-b Force the output to be buffered. (This is generally the default,
but it may depend on the operating system.) If -b is given, a
buffer size of BUFSIZ (a constant of the system standard I/O
library) is used.
If the -c flag is given, buffchan will close and reopen a file
after every lines lines are written to the file.
If the -C flag is given, buffchan will close and reopen a file if
it has been open for more than seconds seconds.
This flag may be used to specify a directory the program should
change to before starting. If this flag is used, the default for
the -s flag (see below) is changed to be a simple %s (in other
words, output files are considered to be relative to directory).
By default, each line is expected to contain one fixed field
followed by some number of filename fields. If this flag is given,
num-fields will be used as the number of initial fixed fields.
If the -l flag is given, buffchan will flush the output after every
lines lines are written to a file.
If the -L flag is given, buffchan will flush each output file every
Map files translate the names in the filename fields on each line
into filenames that should be used instead. It’s used primarily
when short names are used in newsfeeds, but the output files should
use the full domain names of remote peers.
In the map file, blank lines and lines starting with a number sign
("#") are ignored. All other lines should have two host names
separated by a colon. The first field is the name that may appear
in the input stream; the second field names the file to be used
when the name in the first field appears. For example:
# This is a comment
If the -p option is given, buffchan will write a line containing
its process ID (in text) to the specified file when it starts.
-r By default, buffchan sends its error messages to pathlog/errlog.
To suppress this redirection and send error messages to standard
error, use the -r flag.
-s The -s flag may be used to specify a format that maps a filename
from the filename fields at the end of each line to an actual
filename.

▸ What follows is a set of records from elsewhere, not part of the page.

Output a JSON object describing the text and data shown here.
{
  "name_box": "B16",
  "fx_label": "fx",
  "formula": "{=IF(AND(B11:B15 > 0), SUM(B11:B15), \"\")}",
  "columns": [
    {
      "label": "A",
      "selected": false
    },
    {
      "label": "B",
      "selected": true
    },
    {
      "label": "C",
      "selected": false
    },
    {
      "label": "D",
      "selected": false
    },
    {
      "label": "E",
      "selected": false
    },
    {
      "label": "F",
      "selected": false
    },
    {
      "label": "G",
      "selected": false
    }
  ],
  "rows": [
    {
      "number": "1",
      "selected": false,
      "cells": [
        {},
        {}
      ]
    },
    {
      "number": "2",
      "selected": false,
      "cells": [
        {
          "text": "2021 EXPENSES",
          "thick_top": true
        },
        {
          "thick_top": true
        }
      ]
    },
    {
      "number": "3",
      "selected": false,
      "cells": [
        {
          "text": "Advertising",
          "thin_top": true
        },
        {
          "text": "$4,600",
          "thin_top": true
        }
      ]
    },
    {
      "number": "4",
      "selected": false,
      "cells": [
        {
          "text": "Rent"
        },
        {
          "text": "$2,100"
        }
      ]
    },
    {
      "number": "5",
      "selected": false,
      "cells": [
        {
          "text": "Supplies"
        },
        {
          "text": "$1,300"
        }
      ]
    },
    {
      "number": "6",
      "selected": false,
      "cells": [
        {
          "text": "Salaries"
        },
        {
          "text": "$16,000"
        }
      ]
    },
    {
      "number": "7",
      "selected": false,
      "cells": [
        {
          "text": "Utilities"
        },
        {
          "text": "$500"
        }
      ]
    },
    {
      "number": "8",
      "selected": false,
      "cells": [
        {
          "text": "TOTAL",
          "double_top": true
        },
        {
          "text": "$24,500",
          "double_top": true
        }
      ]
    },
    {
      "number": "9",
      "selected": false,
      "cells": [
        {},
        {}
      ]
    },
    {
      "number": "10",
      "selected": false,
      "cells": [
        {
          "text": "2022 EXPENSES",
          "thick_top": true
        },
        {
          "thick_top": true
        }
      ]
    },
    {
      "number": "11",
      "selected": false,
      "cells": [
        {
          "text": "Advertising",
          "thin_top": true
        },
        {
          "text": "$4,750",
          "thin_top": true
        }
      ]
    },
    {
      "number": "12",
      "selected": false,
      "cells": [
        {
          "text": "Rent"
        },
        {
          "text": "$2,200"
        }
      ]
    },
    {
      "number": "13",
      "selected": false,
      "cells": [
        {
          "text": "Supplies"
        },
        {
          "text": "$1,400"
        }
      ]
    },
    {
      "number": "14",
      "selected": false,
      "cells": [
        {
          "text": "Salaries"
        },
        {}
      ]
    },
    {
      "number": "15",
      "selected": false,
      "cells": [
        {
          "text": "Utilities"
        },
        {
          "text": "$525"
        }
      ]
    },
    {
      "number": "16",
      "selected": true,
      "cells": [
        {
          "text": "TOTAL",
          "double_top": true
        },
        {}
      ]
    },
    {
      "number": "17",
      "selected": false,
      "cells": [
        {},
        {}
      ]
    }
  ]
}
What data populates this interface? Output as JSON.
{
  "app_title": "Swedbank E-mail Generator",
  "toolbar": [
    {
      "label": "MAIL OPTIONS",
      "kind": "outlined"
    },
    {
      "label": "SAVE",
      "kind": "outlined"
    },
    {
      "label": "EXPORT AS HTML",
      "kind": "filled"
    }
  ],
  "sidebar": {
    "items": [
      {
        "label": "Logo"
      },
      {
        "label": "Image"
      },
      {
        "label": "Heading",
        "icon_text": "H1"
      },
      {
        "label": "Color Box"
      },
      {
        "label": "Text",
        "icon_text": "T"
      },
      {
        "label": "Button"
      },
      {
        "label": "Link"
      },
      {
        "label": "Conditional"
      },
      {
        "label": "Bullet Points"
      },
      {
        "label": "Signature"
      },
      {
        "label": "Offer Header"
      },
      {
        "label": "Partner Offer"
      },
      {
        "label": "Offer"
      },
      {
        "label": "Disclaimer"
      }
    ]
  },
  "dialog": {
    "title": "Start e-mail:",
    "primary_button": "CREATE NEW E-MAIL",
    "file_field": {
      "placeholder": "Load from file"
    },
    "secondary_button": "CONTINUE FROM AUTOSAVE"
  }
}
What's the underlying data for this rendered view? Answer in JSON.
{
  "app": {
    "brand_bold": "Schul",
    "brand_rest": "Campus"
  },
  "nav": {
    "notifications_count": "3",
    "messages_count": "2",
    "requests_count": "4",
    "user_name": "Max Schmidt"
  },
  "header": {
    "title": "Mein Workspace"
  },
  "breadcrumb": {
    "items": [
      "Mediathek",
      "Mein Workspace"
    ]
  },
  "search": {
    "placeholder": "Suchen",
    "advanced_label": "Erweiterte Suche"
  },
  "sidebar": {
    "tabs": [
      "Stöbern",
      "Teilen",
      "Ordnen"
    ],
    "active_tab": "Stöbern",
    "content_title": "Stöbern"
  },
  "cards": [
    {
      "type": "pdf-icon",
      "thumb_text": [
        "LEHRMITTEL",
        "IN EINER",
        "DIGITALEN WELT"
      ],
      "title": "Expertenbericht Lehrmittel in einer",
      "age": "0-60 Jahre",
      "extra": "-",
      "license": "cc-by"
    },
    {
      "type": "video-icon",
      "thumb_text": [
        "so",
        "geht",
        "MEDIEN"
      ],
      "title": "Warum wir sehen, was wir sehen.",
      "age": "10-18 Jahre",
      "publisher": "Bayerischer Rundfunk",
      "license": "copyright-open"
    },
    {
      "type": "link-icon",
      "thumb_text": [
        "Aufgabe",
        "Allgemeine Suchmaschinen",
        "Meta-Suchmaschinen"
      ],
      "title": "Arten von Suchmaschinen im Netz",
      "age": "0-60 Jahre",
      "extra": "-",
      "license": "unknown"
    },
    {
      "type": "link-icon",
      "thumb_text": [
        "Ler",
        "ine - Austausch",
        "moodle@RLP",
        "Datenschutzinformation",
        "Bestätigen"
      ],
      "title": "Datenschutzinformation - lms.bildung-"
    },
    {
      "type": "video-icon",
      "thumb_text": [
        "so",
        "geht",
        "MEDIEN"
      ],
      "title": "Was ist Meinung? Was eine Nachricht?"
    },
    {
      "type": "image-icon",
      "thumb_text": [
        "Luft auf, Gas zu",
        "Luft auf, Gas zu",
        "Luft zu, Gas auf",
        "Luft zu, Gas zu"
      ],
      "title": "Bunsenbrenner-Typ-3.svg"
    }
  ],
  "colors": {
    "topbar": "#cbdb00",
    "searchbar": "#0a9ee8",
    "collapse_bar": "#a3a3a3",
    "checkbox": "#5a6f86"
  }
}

This is a sprintf(3) format string that should contain a
single instance of %s, which will be replaced with the value of the
filename field (possibly after mapping with the map file from -m).
The default value is pathoutgoing/%s.
-u If the -u flag is used, the output will be unbuffered.
If buffchan is invoked with "-f 2" and given the following input:
news/software/b/132 <email@example.com> foo uunet
news/software/b/133 <firstname.lastname@example.org> uunet munnari
comp/sources/unix/2002 <email@example.com> foo uunet munnari
Then the file foo will have these lines:
the file munnari will have these lines:
and the file uunet will have these lines:
Written by Rich $alz <firstname.lastname@example.org> for InterNetNews. Converted
to POD by Russ Allbery <email@example.com>.
$Id: buffchan.pod 7851 2008-05-26 19:33:08Z iulius $
ctlinnd(8), filechan(8), inn.conf(5), innd(8), newsfeeds(5).